GHP June 2017

GHP / June 2017 7 NEWS , A survey of 147 A&E departments, con- ducted by research- ers from the Univer- sity of Surrey, found that young people are not rou- tinely asked about their alcohol consumption, a useful tool in de- tecting alcohol problems. The re- search also found that those over the age of 65 are not routinely asked about their drinking either. The survey found that over 85% of A&E departments do not rou- tinely ask young people about their alcohol consumption or use formal screening tools to identify those that may need help or ad- vice about their drinking. This is in contravention of NICE guidelines, which suggest that screening fol- lowed by feedback of the results is the most effective way to re- duce alcohol related harm. Although young people are drink- ing less than previous genera- tions, this age group still accounts for the largest number of alco- hol-related A&E admissions. Re- searchers also found that people over the age of 65 are not asked about their alcohol consumption. Drinking above recommended limits can have a disproportion- ate effect on older people due to interactions with medications, and increased sensitivity to the consequences of consumption.

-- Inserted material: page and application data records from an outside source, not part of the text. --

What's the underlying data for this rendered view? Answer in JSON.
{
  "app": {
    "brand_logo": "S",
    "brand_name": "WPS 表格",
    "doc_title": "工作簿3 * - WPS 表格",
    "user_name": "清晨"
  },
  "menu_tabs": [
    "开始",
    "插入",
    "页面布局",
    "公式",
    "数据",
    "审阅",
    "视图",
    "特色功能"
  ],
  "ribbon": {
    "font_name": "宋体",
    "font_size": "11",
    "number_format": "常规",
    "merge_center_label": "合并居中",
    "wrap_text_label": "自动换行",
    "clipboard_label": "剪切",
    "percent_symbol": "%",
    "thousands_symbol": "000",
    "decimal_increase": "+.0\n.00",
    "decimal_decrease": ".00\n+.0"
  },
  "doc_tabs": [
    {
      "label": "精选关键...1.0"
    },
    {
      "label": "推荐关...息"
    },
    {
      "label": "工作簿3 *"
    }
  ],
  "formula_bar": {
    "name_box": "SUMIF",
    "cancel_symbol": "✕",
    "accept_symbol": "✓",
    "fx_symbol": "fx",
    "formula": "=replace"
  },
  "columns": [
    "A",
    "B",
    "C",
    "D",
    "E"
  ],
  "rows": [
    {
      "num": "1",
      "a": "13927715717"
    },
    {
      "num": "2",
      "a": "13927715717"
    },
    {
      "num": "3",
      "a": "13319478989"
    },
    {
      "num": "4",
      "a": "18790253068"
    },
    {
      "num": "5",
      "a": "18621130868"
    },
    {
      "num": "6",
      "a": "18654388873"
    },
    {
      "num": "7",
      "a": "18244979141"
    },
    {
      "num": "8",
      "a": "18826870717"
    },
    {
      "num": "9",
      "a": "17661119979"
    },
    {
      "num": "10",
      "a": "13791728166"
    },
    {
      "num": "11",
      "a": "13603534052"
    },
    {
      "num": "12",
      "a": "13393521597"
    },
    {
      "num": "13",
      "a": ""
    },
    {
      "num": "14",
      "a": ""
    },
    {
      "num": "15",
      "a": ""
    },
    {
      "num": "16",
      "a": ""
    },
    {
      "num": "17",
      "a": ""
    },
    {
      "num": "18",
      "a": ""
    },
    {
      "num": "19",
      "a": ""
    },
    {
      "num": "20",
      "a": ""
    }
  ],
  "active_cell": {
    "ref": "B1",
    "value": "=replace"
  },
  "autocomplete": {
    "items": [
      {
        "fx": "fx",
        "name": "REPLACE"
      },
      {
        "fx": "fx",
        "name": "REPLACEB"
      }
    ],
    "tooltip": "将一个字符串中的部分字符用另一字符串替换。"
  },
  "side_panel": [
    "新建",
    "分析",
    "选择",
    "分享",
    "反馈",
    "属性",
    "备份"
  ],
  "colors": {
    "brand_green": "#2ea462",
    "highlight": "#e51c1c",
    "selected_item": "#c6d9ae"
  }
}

Statistics show that 20% of older people drink at unsafe levels. A&E departments were, howev- er, found to be improving alcohol screening for adults, with more than 60% routinely asking and using formal screening tools to ascertain alcohol consumption. More than 80% of departments had increased their access to alcohol health workers/clinical nurse specialists since 2011, of- fering expert advice and support to patients with alcohol problems. A&E departments had also made progress in informing general practitioners of when individuals were admitted to hospitals, help- ing to create a care plan for the individual. Harm from alcohol currently costs the UK around £21bn per year, with £3.5bn spent in the NHS, £11bn tackling alcohol-related crime and £7.3bn from lost work days and productivity costs. [1] This figure is expected to rise with increased sales of alcohol. Lead author of the report Dr Rob- ert Patton from the University of Surrey said: “Ending up in A&E is often a wakeup call for people and forces them to assess their alcohol consumption. However, this is not always the case and sometimes involvement from a health care professional is what is required to support people in re- ducing their alcohol consumption. “The fact that young people and those over 65 are not routinely asked about their alcohol intake results in their problem being swept under the carpet which is dangerous. Alcohol can destroy lives and puts undue pressure on the NHS, so it is important that the support is in place to help those affected.”